Judge Nancy Margaret Russo has announced new foreclosure procedures which are now in effect. These changes affect Plaintiff’s obligations in foreclosure cases assigned to her docket. Read more
A federal law was recently passed which significantly impacts a lender’s right to take possession of tenant occupied property bought at foreclosure sale. This law is known as the Protecting Tenants at Foreclosure Act and became effective upon its enactment on May 20, 2009. This law applies to tenant occupied property that is bought by a lender who has foreclosed a “federally related mortgage loan” as defined in the Real Estate Settlement Procedures Act of 1974 (“RESPA”).
The Standing Rule is Raised in Federal Court

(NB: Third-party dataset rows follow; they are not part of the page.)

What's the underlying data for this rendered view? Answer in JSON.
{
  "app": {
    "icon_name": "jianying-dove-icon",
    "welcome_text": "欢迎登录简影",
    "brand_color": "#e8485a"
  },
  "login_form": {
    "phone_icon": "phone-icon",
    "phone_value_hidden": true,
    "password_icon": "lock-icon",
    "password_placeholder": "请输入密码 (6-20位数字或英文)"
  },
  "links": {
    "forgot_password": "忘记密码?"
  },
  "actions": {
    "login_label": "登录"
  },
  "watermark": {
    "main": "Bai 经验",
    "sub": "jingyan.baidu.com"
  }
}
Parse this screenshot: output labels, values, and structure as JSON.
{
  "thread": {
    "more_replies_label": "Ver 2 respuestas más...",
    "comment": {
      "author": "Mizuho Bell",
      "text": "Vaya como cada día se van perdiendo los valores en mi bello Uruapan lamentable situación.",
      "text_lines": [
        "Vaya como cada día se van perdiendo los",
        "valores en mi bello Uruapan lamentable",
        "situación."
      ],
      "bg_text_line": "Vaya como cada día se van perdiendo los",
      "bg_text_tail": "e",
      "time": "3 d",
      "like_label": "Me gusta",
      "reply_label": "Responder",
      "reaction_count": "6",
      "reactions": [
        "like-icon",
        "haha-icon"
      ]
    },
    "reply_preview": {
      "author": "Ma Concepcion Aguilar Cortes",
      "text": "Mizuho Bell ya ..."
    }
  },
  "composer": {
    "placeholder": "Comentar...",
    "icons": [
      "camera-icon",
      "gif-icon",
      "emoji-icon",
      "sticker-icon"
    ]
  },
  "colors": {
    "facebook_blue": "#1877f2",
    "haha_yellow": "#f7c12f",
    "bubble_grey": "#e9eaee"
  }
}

In early 2007, in a group of foreclosure cases that had been filed in Federal Court, Judge Timothy Boyko issued an opinion in which he stated that if a lender cannot prove that it owned the note and mortgage on the date the complaint was filed, the lender’s case must be dismissed. The Judge reasoned that under such circumstances, the lender lacks standing to invoke the jurisdiction of the Federal Courts. While the Standing Rule announced by Judge Boyko appeared to be limited to foreclosure cases that had been initiated in Federal District Court, judging by the mood of the economy, we predicted that his reasoning would soon find its way into state court proceedings.